| Assignment |
Write the entries out again. Each one must match exactly.

| Provided data |
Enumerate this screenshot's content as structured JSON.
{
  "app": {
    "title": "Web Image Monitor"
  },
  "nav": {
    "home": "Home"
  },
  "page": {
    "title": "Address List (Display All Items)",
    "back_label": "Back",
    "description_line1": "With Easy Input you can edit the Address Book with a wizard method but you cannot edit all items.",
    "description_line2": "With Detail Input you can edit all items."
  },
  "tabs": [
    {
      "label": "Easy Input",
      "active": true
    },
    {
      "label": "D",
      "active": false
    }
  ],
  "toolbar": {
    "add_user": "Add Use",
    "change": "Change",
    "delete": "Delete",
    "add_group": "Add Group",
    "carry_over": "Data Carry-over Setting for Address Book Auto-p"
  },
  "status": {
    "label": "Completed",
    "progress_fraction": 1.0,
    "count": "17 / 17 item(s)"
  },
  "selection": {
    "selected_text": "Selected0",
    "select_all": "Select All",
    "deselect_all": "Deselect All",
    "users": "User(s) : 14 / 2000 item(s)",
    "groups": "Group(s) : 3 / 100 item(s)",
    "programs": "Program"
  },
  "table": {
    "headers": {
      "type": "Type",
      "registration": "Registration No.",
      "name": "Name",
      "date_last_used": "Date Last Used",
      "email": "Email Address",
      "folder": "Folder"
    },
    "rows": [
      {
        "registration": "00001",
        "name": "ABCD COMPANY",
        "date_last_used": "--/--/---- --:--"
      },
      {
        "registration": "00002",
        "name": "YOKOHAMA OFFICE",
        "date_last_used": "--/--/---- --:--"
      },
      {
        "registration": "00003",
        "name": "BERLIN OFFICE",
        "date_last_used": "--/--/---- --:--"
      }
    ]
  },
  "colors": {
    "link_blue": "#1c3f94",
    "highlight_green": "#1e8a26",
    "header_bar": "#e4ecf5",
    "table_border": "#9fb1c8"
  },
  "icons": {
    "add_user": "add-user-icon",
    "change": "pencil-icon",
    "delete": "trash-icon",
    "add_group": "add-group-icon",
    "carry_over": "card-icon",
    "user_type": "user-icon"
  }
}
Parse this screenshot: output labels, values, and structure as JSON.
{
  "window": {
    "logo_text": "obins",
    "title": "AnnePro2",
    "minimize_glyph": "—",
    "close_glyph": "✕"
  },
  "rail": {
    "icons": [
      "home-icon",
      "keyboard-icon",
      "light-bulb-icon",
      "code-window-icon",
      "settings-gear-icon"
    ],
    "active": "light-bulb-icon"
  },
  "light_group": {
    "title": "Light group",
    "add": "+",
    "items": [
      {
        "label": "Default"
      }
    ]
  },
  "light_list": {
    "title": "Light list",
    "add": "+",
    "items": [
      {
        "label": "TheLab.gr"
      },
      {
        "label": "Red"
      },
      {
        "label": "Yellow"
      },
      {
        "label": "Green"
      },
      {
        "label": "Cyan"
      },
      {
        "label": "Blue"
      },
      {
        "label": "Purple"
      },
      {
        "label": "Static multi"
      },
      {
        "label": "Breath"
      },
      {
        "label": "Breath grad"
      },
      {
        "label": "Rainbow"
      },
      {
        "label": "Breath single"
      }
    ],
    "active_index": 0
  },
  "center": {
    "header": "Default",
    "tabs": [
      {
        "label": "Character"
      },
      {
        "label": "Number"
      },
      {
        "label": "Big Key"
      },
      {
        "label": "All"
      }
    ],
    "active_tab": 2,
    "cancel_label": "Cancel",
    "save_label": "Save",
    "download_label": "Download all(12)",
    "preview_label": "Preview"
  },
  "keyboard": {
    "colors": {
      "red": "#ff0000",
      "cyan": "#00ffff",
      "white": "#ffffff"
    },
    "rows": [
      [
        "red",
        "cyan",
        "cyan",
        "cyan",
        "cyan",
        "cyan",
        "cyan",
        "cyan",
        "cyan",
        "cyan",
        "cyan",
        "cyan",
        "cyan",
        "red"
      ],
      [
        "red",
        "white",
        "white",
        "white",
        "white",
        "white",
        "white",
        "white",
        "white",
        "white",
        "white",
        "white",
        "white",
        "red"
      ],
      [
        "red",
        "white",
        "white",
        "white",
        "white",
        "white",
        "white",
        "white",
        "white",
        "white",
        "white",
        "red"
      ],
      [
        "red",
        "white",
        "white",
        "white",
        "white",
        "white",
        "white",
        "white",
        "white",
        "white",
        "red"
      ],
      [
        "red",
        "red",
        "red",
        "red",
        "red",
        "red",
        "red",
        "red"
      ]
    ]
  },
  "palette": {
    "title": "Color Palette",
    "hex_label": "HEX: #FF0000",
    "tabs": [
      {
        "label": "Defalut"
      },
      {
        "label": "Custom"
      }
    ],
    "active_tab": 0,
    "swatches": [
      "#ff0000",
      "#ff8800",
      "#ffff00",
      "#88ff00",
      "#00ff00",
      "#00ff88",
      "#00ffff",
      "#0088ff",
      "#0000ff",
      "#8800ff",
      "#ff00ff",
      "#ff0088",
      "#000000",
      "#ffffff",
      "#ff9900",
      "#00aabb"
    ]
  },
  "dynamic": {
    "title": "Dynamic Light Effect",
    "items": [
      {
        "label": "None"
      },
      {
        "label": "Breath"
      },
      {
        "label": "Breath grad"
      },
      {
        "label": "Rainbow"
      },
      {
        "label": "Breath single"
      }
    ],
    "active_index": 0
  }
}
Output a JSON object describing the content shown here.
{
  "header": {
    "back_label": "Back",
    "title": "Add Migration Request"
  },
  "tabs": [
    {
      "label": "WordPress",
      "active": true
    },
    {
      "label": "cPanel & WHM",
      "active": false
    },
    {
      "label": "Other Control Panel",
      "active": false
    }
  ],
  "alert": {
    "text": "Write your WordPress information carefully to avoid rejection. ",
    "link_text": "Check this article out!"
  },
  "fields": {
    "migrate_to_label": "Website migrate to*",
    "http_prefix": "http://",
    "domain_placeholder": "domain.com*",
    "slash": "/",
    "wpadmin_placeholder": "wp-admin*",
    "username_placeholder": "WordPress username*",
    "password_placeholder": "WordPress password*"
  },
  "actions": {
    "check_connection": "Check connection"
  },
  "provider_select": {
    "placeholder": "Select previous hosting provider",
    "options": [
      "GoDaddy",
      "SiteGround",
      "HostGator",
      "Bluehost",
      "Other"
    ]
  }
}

| Answer area |
Enumerate this screenshot's content as structured JSON.
{
  "app": {
    "title": "Web Image Monitor"
  },
  "nav": {
    "home": "Home"
  },
  "page": {
    "title": "Address List (Display All Items)",
    "back_label": "Back",
    "description_line1": "With Easy Input you can edit the Address Book with a wizard method but you cannot edit all items.",
    "description_line2": "With Detail Input you can edit all items."
  },
  "tabs": [
    {
      "label": "Easy Input",
      "active": true
    },
    {
      "label": "D",
      "active": false
    }
  ],
  "toolbar": {
    "add_user": "Add Use",
    "change": "Change",
    "delete": "Delete",
    "add_group": "Add Group",
    "carry_over": "Data Carry-over Setting for Address Book Auto-p"
  },
  "status": {
    "label": "Completed",
    "progress_fraction": 1.0,
    "count": "17 / 17 item(s)"
  },
  "selection": {
    "selected_text": "Selected0",
    "select_all": "Select All",
    "deselect_all": "Deselect All",
    "users": "User(s) : 14 / 2000 item(s)",
    "groups": "Group(s) : 3 / 100 item(s)",
    "programs": "Program"
  },
  "table": {
    "headers": {
      "type": "Type",
      "registration": "Registration No.",
      "name": "Name",
      "date_last_used": "Date Last Used",
      "email": "Email Address",
      "folder": "Folder"
    },
    "rows": [
      {
        "registration": "00001",
        "name": "ABCD COMPANY",
        "date_last_used": "--/--/---- --:--"
      },
      {
        "registration": "00002",
        "name": "YOKOHAMA OFFICE",
        "date_last_used": "--/--/---- --:--"
      },
      {
        "registration": "00003",
        "name": "BERLIN OFFICE",
        "date_last_used": "--/--/---- --:--"
      }
    ]
  },
  "colors": {
    "link_blue": "#1c3f94",
    "highlight_green": "#1e8a26",
    "header_bar": "#e4ecf5",
    "table_border": "#9fb1c8"
  },
  "icons": {
    "add_user": "add-user-icon",
    "change": "pencil-icon",
    "delete": "trash-icon",
    "add_group": "add-group-icon",
    "carry_over": "card-icon",
    "user_type": "user-icon"
  }
}
Parse this screenshot: output labels, values, and structure as JSON.
{
  "window": {
    "logo_text": "obins",
    "title": "AnnePro2",
    "minimize_glyph": "—",
    "close_glyph": "✕"
  },
  "rail": {
    "icons": [
      "home-icon",
      "keyboard-icon",
      "light-bulb-icon",
      "code-window-icon",
      "settings-gear-icon"
    ],
    "active": "light-bulb-icon"
  },
  "light_group": {
    "title": "Light group",
    "add": "+",
    "items": [
      {
        "label": "Default"
      }
    ]
  },
  "light_list": {
    "title": "Light list",
    "add": "+",
    "items": [
      {
        "label": "TheLab.gr"
      },
      {
        "label": "Red"
      },
      {
        "label": "Yellow"
      },
      {
        "label": "Green"
      },
      {
        "label": "Cyan"
      },
      {
        "label": "Blue"
      },
      {
        "label": "Purple"
      },
      {
        "label": "Static multi"
      },
      {
        "label": "Breath"
      },
      {
        "label": "Breath grad"
      },
      {
        "label": "Rainbow"
      },
      {
        "label": "Breath single"
      }
    ],
    "active_index": 0
  },
  "center": {
    "header": "Default",
    "tabs": [
      {
        "label": "Character"
      },
      {
        "label": "Number"
      },
      {
        "label": "Big Key"
      },
      {
        "label": "All"
      }
    ],
    "active_tab": 2,
    "cancel_label": "Cancel",
    "save_label": "Save",
    "download_label": "Download all(12)",
    "preview_label": "Preview"
  },
  "keyboard": {
    "colors": {
      "red": "#ff0000",
      "cyan": "#00ffff",
      "white": "#ffffff"
    },
    "rows": [
      [
        "red",
        "cyan",
        "cyan",
        "cyan",
        "cyan",
        "cyan",
        "cyan",
        "cyan",
        "cyan",
        "cyan",
        "cyan",
        "cyan",
        "cyan",
        "red"
      ],
      [
        "red",
        "white",
        "white",
        "white",
        "white",
        "white",
        "white",
        "white",
        "white",
        "white",
        "white",
        "white",
        "white",
        "red"
      ],
      [
        "red",
        "white",
        "white",
        "white",
        "white",
        "white",
        "white",
        "white",
        "white",
        "white",
        "white",
        "red"
      ],
      [
        "red",
        "white",
        "white",
        "white",
        "white",
        "white",
        "white",
        "white",
        "white",
        "white",
        "red"
      ],
      [
        "red",
        "red",
        "red",
        "red",
        "red",
        "red",
        "red",
        "red"
      ]
    ]
  },
  "palette": {
    "title": "Color Palette",
    "hex_label": "HEX: #FF0000",
    "tabs": [
      {
        "label": "Defalut"
      },
      {
        "label": "Custom"
      }
    ],
    "active_tab": 0,
    "swatches": [
      "#ff0000",
      "#ff8800",
      "#ffff00",
      "#88ff00",
      "#00ff00",
      "#00ff88",
      "#00ffff",
      "#0088ff",
      "#0000ff",
      "#8800ff",
      "#ff00ff",
      "#ff0088",
      "#000000",
      "#ffffff",
      "#ff9900",
      "#00aabb"
    ]
  },
  "dynamic": {
    "title": "Dynamic Light Effect",
    "items": [
      {
        "label": "None"
      },
      {
        "label": "Breath"
      },
      {
        "label": "Breath grad"
      },
      {
        "label": "Rainbow"
      },
      {
        "label": "Breath single"
      }
    ],
    "active_index": 0
  }
}
Output a JSON object describing the content shown here.
{
  "header": {
    "back_label": "Back",
    "title": "Add Migration Request"
  },
  "tabs": [
    {
      "label": "WordPress",
      "active": true
    },
    {
      "label": "cPanel & WHM",
      "active": false
    },
    {
      "label": "Other Control Panel",
      "active": false
    }
  ],
  "alert": {
    "text": "Write your WordPress information carefully to avoid rejection. ",
    "link_text": "Check this article out!"
  },
  "fields": {
    "migrate_to_label": "Website migrate to*",
    "http_prefix": "http://",
    "domain_placeholder": "domain.com*",
    "slash": "/",
    "wpadmin_placeholder": "wp-admin*",
    "username_placeholder": "WordPress username*",
    "password_placeholder": "WordPress password*"
  },
  "actions": {
    "check_connection": "Check connection"
  },
  "provider_select": {
    "placeholder": "Select previous hosting provider",
    "options": [
      "GoDaddy",
      "SiteGround",
      "HostGator",
      "Bluehost",
      "Other"
    ]
  }
}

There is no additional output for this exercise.